Mark Tessier has been managing the underground work at the Red Lake mine for Merit Consultants since April 1999, the month that Dynatec began to mobilize to the site. In mid-August he was hired by Goldcorp as underground manager. He summarizes his experience, and projects into the mine’s future.
“This was a difficult project. We had a very old mine in which we had to rebuild a lot of the main infrastructure, and were doing major development work at the same time.
“Now that the new infrastructure is coming online, you get the benefit of these things being completed. The project really did a dramatic surge at the beginning of April this year. Through the summer months things have been really progressing well. Development has recently been ahead of schedule.
“Dynatec has been doing quality work and I’ve been reasonably satisfied with their effort to date. We’ve had our problems, but we’ve got a pretty good working relationship established.
“The ore is turning out to be better than what we’d expected in most respects, and that’s always a plus. The ramp is through [from 30 level to 34 level], which is a real good shot for morale, and it’s also increasing our operating efficiencies. So I would say that we’re in good shape going into the fall.
“The next big push is to get the backfill system up and running. You can only mine for so long before starting to put fill in the ground. We’ll also be finishing off the track haulage on 37 level this fall, and that will be another big milestone.

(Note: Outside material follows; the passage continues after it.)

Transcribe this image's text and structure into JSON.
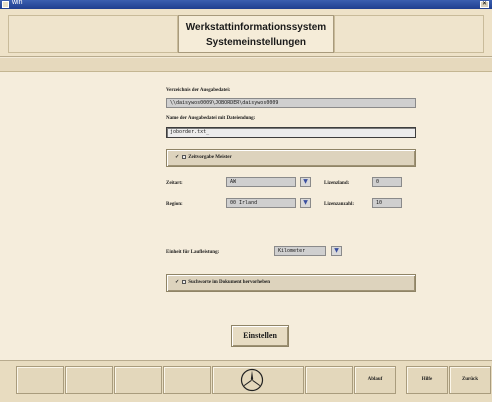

“Going ahead, the development will never end at this mine until the mine ends, there are just so many good exploration targets at depth, along strike, and in the upper parts of the mine. We want to get the ramp down to 40 level in the future. We also want to get the new fresh air ventilation system in operation next year. Someday, we may consider a shaft-deepening, depending on exploration results. If we find enough ore in other parts of the mine, we might even look at sinking a new shaft.”